Friday, June 22, 2012

8 Take-Aways From Each Side Of The Helmet Law Debate

My late father would become apoplectic at mention of the law mandating the use of seat belts after it was enacted in 1986 where he lived and now in force in every state except New Hampshire for anyone in the front seat and for all passengers in 26 states and the District of Columbia.

So I have a window into the seemingly absurd objections by lobbyists for motorcycle owner organizations to laws in many states, including North Carolina, where I live, requiring the use of DOT-approved helmets, even going so far as to muzzle government-sponsored educational programs.

The battle over helmet laws has been raging since the late 1970s when many began to be rolled back.

Personally, lessons learned in my formal training on how to ride a motorcycle were enough to convince me not only to wear a helmet, but a full-face helmet, since injury to the jaw and face is more prevalent than to the top of the head.

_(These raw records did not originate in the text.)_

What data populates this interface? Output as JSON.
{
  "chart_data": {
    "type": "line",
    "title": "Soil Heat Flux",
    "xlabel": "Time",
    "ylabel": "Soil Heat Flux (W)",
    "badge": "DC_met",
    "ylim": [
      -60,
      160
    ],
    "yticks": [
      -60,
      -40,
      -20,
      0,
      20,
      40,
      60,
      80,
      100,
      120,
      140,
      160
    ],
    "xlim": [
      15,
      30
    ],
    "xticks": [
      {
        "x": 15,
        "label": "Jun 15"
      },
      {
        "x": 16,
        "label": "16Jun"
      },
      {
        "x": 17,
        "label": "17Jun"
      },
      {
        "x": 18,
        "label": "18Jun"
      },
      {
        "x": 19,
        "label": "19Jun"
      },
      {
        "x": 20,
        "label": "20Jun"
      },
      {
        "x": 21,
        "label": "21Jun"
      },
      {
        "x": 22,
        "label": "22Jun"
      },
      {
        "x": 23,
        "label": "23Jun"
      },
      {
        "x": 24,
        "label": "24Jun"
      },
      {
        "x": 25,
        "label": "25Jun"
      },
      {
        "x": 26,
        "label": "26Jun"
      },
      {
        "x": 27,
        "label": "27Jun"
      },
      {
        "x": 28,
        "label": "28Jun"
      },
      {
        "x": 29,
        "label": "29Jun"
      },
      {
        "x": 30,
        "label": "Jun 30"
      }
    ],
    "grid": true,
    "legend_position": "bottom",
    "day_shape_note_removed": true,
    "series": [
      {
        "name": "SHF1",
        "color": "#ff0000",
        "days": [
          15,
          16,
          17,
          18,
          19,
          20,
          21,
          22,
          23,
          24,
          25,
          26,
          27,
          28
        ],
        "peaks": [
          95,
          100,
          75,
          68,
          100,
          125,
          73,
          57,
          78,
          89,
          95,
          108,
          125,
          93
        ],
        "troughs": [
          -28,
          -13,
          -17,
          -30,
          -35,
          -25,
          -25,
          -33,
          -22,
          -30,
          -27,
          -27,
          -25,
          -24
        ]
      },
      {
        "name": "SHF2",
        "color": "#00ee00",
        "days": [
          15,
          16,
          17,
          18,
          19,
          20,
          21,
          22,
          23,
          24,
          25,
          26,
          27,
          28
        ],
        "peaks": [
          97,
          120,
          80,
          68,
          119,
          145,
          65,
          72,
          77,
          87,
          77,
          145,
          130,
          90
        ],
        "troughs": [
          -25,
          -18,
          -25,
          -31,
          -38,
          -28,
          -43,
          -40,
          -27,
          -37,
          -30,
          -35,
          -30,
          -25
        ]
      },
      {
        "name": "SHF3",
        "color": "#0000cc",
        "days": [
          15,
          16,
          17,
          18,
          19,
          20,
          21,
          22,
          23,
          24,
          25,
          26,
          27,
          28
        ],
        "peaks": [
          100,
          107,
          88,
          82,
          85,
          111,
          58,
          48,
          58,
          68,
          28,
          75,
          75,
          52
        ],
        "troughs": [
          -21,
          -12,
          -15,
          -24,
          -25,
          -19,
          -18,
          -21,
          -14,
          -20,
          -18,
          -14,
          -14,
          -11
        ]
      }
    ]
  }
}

Dad understood the logic of seat belts, he just objected to being “required to use them”  so debating with him about this and a variety of other issues taught me to look behind controversial issues to try to learn why otherwise reasonable people might be contrary to something that seems to be in their own best interest as well as the interests of society.

Here are 8 take-aways from reports for and against helmet laws:

  • Helmet use is estimated to prevent 37% of fatalities among motorcycle operators and 41% of fatalities among passengers.

 

  • There were 8.2 million owned and registered motorcycles in 2010, compared with 4.3 million in 2000,) but the 1.8 fatalities per 1000 vehicles has increased only 0.3 percentage points.

 

 

  • Helmets do not prevent motorcycle crashes:
    • 34% of all motorcycle fatalities involved alcohol making awareness and intervention programs  more effective than helmet laws.

 

    • 25% of all motorcycle fatalities involved invalid licenses making promotion of safety programs and licensing and testing more effective than helmet laws.

 

    • Half of all motorcycle fatalities involve another vehicle and that vast majority of these are the fault of the other driver so motorist awareness programs as well as motorcyclist “conspicuity” programs would be more effective than helmet laws.

 

  • While motorcyclists are as likely to be covered by insurance as other motorists, studies show that insurance doesn’t cover the costs of investigating accidents which studies show average more than $7,000 each.

 

  • Enactments of universal helmet laws have consistently been associated with a 90- to 100-percent increase
    in helmet usage, a 20- to 40-percent decrease in fatalities and fatality rates, and approximately a 67-percent decrease in serious head and brain injuries.

Prior to the most recent recession, the economic impact of motorcycling was nearing $30 billion annually.  Riders on average are over 40 years old, college educated with above average household incomes.

Studies are showing that motorcycle accidents are higher for younger riders, higher for sport bikes than cruisers and most are unrelated to speed.  In my experience, the biggest danger to riding a motorcycle comes from drivers of cars and trucks who are distracted by everything from billboards to putting on make up to texting.

The respective arguments by safety officials and motorcycle organizations all make sense, but rather than obsessing with helmet laws, my overall take-away is a hope that they spend more time listening to each other and mutually prioritizing and working toward solutions that make the most sense.

5 comments:

orlando motorcycle accident attorneys said...

Having the right protective gear while driving a motorcycle can save your life if accident is inevitable. But just be sure that all the gear you will be wearing passed the bureau of quality inspection.

Ryan Longhorn said...

Neglecting these tips may result to injury or accident. If that happens you may consult personal injury attorneys.

Daryl Grimes said...

As a motorcycle injury lawyer in los angeles, I've handled several road accidents which involved motorcycle drivers who doesn't wear a helmet. Statistics may suggest one thing, but based on my personal statistics of clients I've handled, 90% of motorcycle injuries occur to those who do not wear helmets. This may seem to be a small part with no purpose, but they can really save your life.

Toby Jennings said...

Legalizing the use of helmets will be very beneficial especially to all the motorcycle drivers, it'll surely protect from getting any serious injury. I have been seeing a lot of road-related cases in news especially the jackknife accidents and I must say that it's really disturbing it's as if it's very impossible to escape death in those kind of instances that is why, I still think the best way to avoid being hurt and suffering from any road accident it's always better to take some safety measures before traveling.

Toby Jennings said...

Legalizing the use of helmets will be very beneficial especially to all the motorcycle drivers, it'll surely protect from getting any serious injury. I have been seeing a lot of road-related cases in news especially the jackknife accidents and I must say that it's really disturbing it's as if it's very impossible to escape death in those kind of instances that is why, I still think the best way to avoid being hurt and suffering from any road accident it's always better to take some safety measures before traveling.